Assignment: Omit the images and return the remaining entries unchanged.

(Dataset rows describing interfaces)
======
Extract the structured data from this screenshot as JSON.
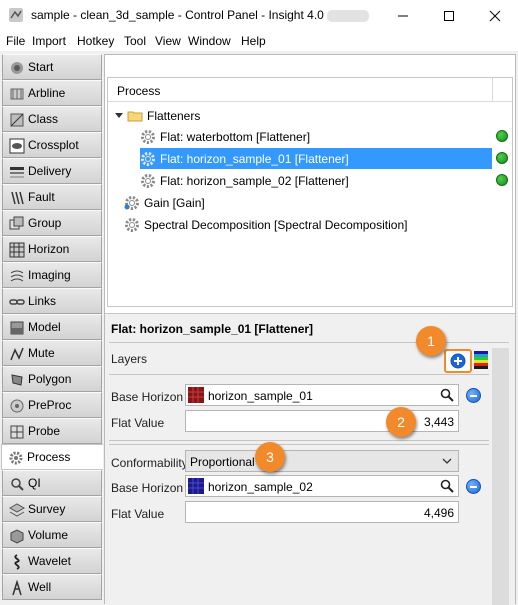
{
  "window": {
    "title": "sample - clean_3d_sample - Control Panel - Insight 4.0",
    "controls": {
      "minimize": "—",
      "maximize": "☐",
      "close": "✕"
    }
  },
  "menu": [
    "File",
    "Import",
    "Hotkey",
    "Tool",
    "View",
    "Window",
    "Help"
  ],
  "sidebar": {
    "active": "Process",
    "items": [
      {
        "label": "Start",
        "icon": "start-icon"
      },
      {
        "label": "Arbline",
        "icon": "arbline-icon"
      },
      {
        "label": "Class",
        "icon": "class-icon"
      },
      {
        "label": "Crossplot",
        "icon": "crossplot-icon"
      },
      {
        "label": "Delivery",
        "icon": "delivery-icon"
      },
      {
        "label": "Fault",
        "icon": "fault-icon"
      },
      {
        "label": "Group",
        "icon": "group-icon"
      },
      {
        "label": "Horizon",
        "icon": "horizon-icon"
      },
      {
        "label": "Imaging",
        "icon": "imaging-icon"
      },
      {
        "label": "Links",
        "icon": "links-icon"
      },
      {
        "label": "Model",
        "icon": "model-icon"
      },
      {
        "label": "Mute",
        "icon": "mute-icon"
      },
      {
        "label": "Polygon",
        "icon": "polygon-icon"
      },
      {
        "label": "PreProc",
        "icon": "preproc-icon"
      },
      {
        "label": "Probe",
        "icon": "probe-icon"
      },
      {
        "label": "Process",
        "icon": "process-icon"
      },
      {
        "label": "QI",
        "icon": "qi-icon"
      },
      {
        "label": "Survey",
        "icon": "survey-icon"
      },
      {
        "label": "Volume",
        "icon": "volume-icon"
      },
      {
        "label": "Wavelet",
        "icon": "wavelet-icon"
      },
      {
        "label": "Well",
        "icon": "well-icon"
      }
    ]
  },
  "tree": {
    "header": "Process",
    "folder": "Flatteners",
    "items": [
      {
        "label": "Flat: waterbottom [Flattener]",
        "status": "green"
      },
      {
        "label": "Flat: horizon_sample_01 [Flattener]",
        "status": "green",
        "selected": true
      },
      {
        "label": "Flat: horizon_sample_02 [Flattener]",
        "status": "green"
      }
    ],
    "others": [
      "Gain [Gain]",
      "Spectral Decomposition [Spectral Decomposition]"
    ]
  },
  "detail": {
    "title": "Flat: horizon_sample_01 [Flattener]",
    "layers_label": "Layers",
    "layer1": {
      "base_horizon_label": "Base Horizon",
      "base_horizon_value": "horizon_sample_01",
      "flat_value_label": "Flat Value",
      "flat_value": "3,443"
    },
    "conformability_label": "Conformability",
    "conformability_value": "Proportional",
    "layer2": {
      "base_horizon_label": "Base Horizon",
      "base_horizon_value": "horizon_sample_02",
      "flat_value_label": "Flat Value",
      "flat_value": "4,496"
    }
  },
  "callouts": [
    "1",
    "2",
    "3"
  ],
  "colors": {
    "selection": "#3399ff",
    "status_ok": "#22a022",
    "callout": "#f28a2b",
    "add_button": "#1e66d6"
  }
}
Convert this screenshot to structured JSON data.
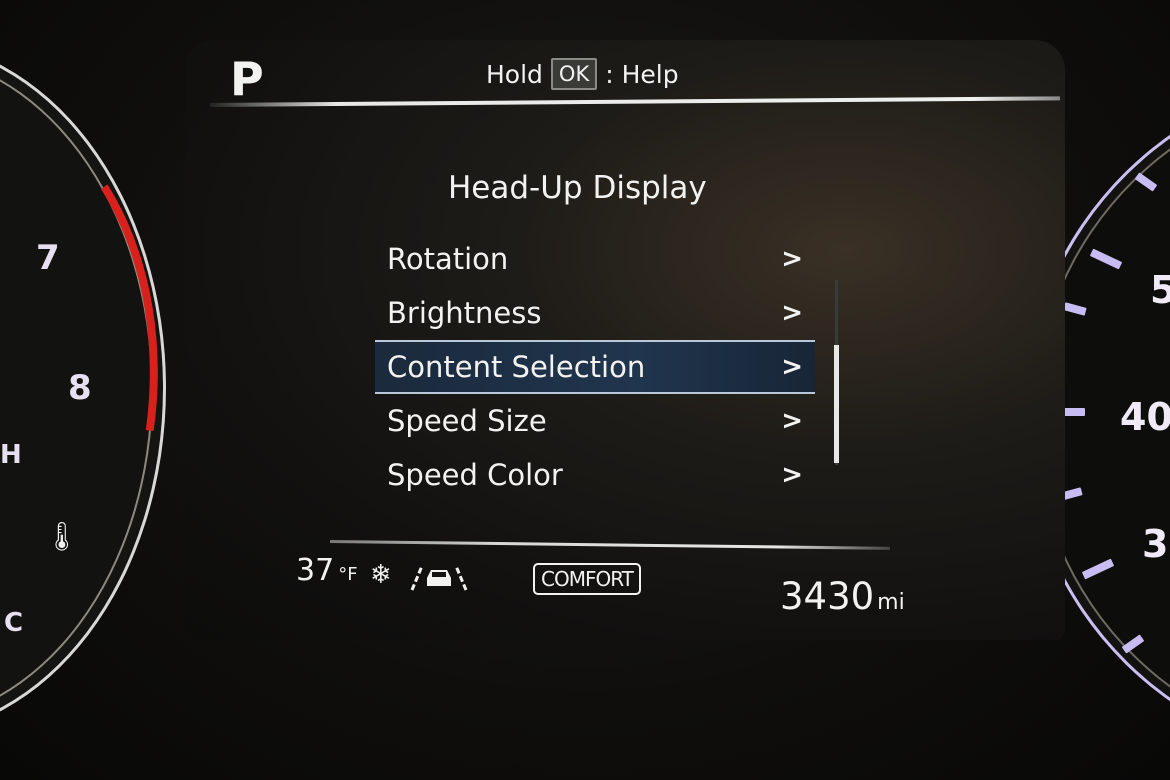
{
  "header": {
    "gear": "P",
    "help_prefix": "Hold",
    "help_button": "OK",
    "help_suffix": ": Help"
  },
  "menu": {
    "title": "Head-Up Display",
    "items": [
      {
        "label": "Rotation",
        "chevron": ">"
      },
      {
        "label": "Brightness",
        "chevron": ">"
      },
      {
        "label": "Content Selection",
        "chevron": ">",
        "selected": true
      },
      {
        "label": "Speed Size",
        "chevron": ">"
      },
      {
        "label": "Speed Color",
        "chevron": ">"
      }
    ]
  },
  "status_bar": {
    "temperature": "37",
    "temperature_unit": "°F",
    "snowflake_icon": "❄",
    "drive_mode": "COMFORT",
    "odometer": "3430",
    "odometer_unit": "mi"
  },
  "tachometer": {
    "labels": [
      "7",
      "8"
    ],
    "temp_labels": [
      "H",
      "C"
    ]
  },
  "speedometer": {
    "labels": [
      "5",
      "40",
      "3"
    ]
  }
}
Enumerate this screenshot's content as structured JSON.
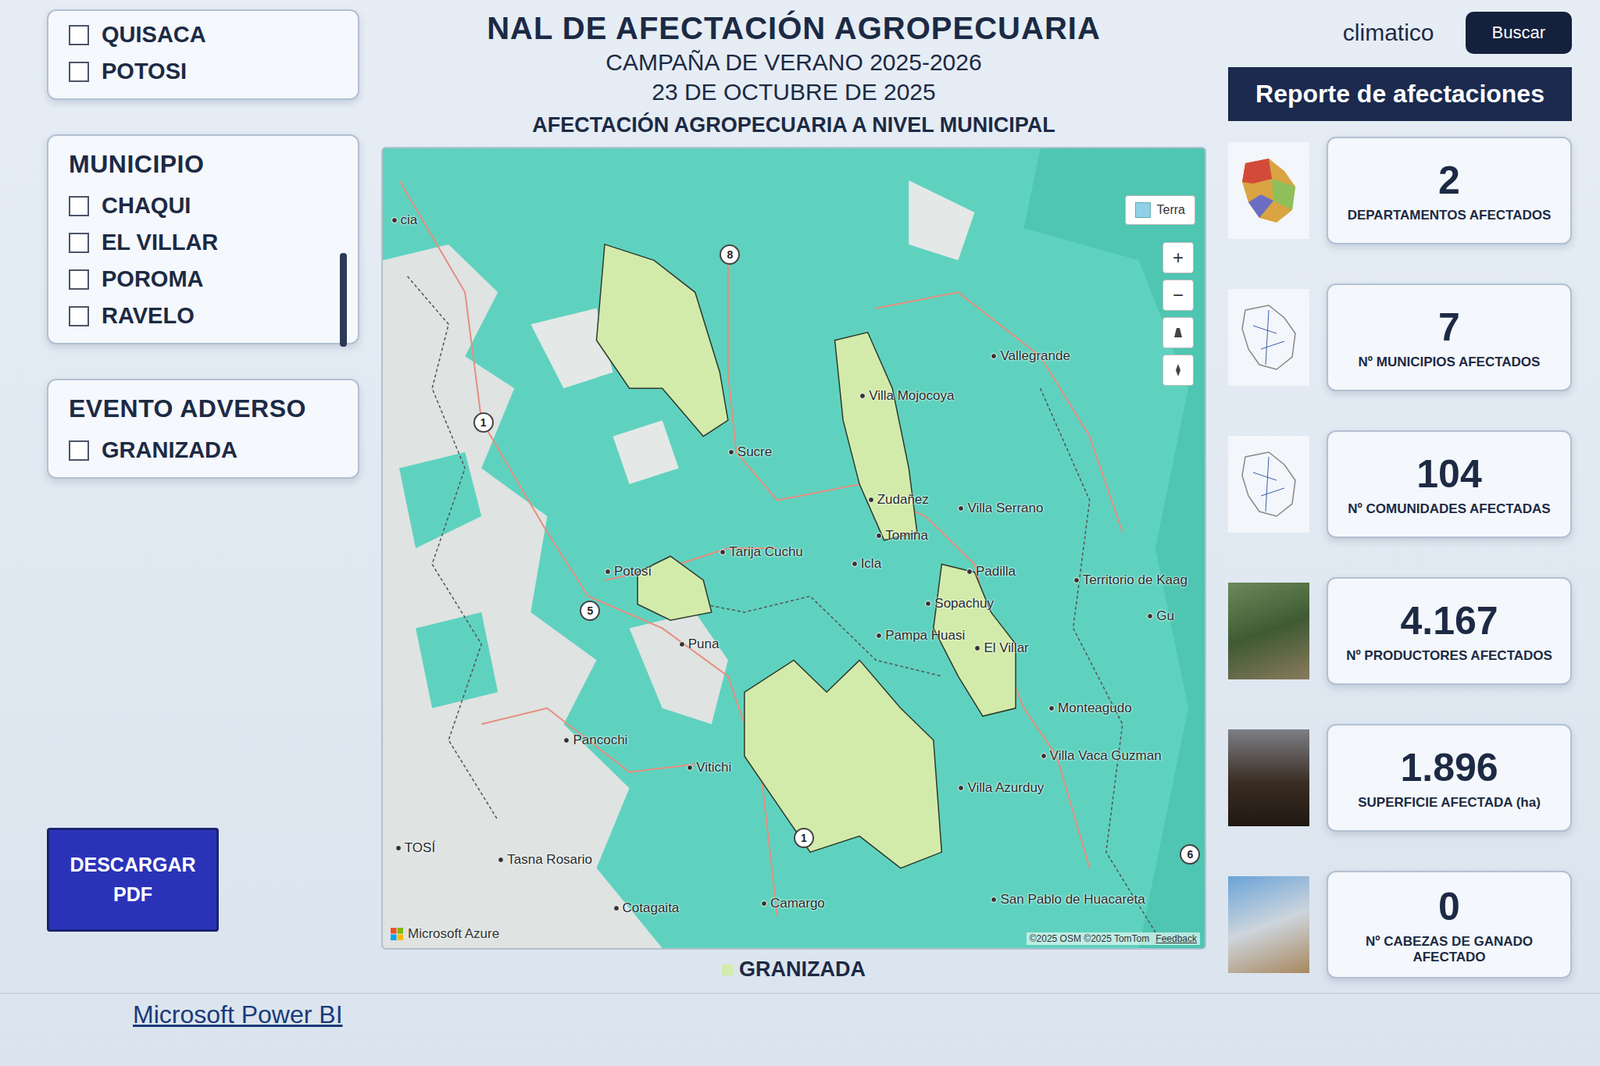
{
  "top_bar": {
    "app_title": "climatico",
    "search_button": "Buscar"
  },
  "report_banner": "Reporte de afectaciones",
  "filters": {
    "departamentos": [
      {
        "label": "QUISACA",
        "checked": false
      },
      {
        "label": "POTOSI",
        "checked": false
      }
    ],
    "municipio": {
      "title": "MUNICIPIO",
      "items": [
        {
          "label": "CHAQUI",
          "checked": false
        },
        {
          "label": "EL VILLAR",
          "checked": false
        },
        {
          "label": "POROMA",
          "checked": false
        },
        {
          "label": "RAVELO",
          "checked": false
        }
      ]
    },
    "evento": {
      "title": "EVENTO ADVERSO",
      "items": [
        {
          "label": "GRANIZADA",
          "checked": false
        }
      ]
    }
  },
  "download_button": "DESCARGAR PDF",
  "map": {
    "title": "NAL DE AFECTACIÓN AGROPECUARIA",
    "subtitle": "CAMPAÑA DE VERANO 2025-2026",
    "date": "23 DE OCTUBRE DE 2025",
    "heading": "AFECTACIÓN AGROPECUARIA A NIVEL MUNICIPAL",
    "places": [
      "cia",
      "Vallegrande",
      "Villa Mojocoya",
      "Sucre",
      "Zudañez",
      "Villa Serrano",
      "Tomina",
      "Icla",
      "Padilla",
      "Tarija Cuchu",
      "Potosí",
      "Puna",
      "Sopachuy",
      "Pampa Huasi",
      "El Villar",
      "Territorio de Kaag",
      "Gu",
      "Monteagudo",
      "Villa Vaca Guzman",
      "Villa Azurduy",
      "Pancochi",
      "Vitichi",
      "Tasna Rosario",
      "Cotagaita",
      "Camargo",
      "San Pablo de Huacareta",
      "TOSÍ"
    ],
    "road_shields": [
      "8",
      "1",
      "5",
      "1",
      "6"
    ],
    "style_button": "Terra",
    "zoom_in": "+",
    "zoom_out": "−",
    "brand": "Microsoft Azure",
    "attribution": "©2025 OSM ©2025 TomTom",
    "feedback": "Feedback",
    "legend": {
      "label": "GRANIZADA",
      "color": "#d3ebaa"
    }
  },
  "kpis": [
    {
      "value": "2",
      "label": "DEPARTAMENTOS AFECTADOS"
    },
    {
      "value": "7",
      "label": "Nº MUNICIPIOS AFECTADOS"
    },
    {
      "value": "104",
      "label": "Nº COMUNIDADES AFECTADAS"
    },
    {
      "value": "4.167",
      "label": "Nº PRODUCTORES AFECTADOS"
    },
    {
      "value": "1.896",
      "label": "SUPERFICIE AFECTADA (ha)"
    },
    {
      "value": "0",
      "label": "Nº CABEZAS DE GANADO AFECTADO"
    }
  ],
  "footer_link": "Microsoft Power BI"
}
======
Written answer:
Extract the structured data from this screenshot as JSON.
{
  "window": {
    "title": "sample - clean_3d_sample - Control Panel - Insight 4.0",
    "controls": {
      "minimize": "—",
      "maximize": "☐",
      "close": "✕"
    }
  },
  "menu": [
    "File",
    "Import",
    "Hotkey",
    "Tool",
    "View",
    "Window",
    "Help"
  ],
  "sidebar": {
    "active": "Process",
    "items": [
      {
        "label": "Start",
        "icon": "start-icon"
      },
      {
        "label": "Arbline",
        "icon": "arbline-icon"
      },
      {
        "label": "Class",
        "icon": "class-icon"
      },
      {
        "label": "Crossplot",
        "icon": "crossplot-icon"
      },
      {
        "label": "Delivery",
        "icon": "delivery-icon"
      },
      {
        "label": "Fault",
        "icon": "fault-icon"
      },
      {
        "label": "Group",
        "icon": "group-icon"
      },
      {
        "label": "Horizon",
        "icon": "horizon-icon"
      },
      {
        "label": "Imaging",
        "icon": "imaging-icon"
      },
      {
        "label": "Links",
        "icon": "links-icon"
      },
      {
        "label": "Model",
        "icon": "model-icon"
      },
      {
        "label": "Mute",
        "icon": "mute-icon"
      },
      {
        "label": "Polygon",
        "icon": "polygon-icon"
      },
      {
        "label": "PreProc",
        "icon": "preproc-icon"
      },
      {
        "label": "Probe",
        "icon": "probe-icon"
      },
      {
        "label": "Process",
        "icon": "process-icon"
      },
      {
        "label": "QI",
        "icon": "qi-icon"
      },
      {
        "label": "Survey",
        "icon": "survey-icon"
      },
      {
        "label": "Volume",
        "icon": "volume-icon"
      },
      {
        "label": "Wavelet",
        "icon": "wavelet-icon"
      },
      {
        "label": "Well",
        "icon": "well-icon"
      }
    ]
  },
  "tree": {
    "header": "Process",
    "folder": "Flatteners",
    "items": [
      {
        "label": "Flat: waterbottom [Flattener]",
        "status": "green"
      },
      {
        "label": "Flat: horizon_sample_01 [Flattener]",
        "status": "green",
        "selected": true
      },
      {
        "label": "Flat: horizon_sample_02 [Flattener]",
        "status": "green"
      }
    ],
    "others": [
      "Gain [Gain]",
      "Spectral Decomposition [Spectral Decomposition]"
    ]
  },
  "detail": {
    "title": "Flat: horizon_sample_01 [Flattener]",
    "layers_label": "Layers",
    "layer1": {
      "base_horizon_label": "Base Horizon",
      "base_horizon_value": "horizon_sample_01",
      "flat_value_label": "Flat Value",
      "flat_value": "3,443"
    },
    "conformability_label": "Conformability",
    "conformability_value": "Proportional",
    "layer2": {
      "base_horizon_label": "Base Horizon",
      "base_horizon_value": "horizon_sample_02",
      "flat_value_label": "Flat Value",
      "flat_value": "4,496"
    }
  },
  "callouts": [
    "1",
    "2",
    "3"
  ],
  "colors": {
    "selection": "#3399ff",
    "status_ok": "#22a022",
    "callout": "#f28a2b",
    "add_button": "#1e66d6"
  }
}
Convert this screenshot to structured JSON data.
{
  "header": {
    "gear": "P",
    "help_prefix": "Hold",
    "help_button": "OK",
    "help_suffix": ": Help"
  },
  "menu": {
    "title": "Head-Up Display",
    "items": [
      {
        "label": "Rotation",
        "chevron": ">"
      },
      {
        "label": "Brightness",
        "chevron": ">"
      },
      {
        "label": "Content Selection",
        "chevron": ">",
        "selected": true
      },
      {
        "label": "Speed Size",
        "chevron": ">"
      },
      {
        "label": "Speed Color",
        "chevron": ">"
      }
    ]
  },
  "status_bar": {
    "temperature": "37",
    "temperature_unit": "°F",
    "snowflake_icon": "❄",
    "drive_mode": "COMFORT",
    "odometer": "3430",
    "odometer_unit": "mi"
  },
  "tachometer": {
    "labels": [
      "7",
      "8"
    ],
    "temp_labels": [
      "H",
      "C"
    ]
  },
  "speedometer": {
    "labels": [
      "5",
      "40",
      "3"
    ]
  }
}
Enumerate this screenshot's content as structured JSON.
{
  "top_bar": {
    "app_title": "climatico",
    "search_button": "Buscar"
  },
  "report_banner": "Reporte de afectaciones",
  "filters": {
    "departamentos": [
      {
        "label": "QUISACA",
        "checked": false
      },
      {
        "label": "POTOSI",
        "checked": false
      }
    ],
    "municipio": {
      "title": "MUNICIPIO",
      "items": [
        {
          "label": "CHAQUI",
          "checked": false
        },
        {
          "label": "EL VILLAR",
          "checked": false
        },
        {
          "label": "POROMA",
          "checked": false
        },
        {
          "label": "RAVELO",
          "checked": false
        }
      ]
    },
    "evento": {
      "title": "EVENTO ADVERSO",
      "items": [
        {
          "label": "GRANIZADA",
          "checked": false
        }
      ]
    }
  },
  "download_button": "DESCARGAR PDF",
  "map": {
    "title": "NAL DE AFECTACIÓN AGROPECUARIA",
    "subtitle": "CAMPAÑA DE VERANO 2025-2026",
    "date": "23 DE OCTUBRE DE 2025",
    "heading": "AFECTACIÓN AGROPECUARIA A NIVEL MUNICIPAL",
    "places": [
      "cia",
      "Vallegrande",
      "Villa Mojocoya",
      "Sucre",
      "Zudañez",
      "Villa Serrano",
      "Tomina",
      "Icla",
      "Padilla",
      "Tarija Cuchu",
      "Potosí",
      "Puna",
      "Sopachuy",
      "Pampa Huasi",
      "El Villar",
      "Territorio de Kaag",
      "Gu",
      "Monteagudo",
      "Villa Vaca Guzman",
      "Villa Azurduy",
      "Pancochi",
      "Vitichi",
      "Tasna Rosario",
      "Cotagaita",
      "Camargo",
      "San Pablo de Huacareta",
      "TOSÍ"
    ],
    "road_shields": [
      "8",
      "1",
      "5",
      "1",
      "6"
    ],
    "style_button": "Terra",
    "zoom_in": "+",
    "zoom_out": "−",
    "brand": "Microsoft Azure",
    "attribution": "©2025 OSM ©2025 TomTom",
    "feedback": "Feedback",
    "legend": {
      "label": "GRANIZADA",
      "color": "#d3ebaa"
    }
  },
  "kpis": [
    {
      "value": "2",
      "label": "DEPARTAMENTOS AFECTADOS"
    },
    {
      "value": "7",
      "label": "Nº MUNICIPIOS AFECTADOS"
    },
    {
      "value": "104",
      "label": "Nº COMUNIDADES AFECTADAS"
    },
    {
      "value": "4.167",
      "label": "Nº PRODUCTORES AFECTADOS"
    },
    {
      "value": "1.896",
      "label": "SUPERFICIE AFECTADA (ha)"
    },
    {
      "value": "0",
      "label": "Nº CABEZAS DE GANADO AFECTADO"
    }
  ],
  "footer_link": "Microsoft Power BI"
}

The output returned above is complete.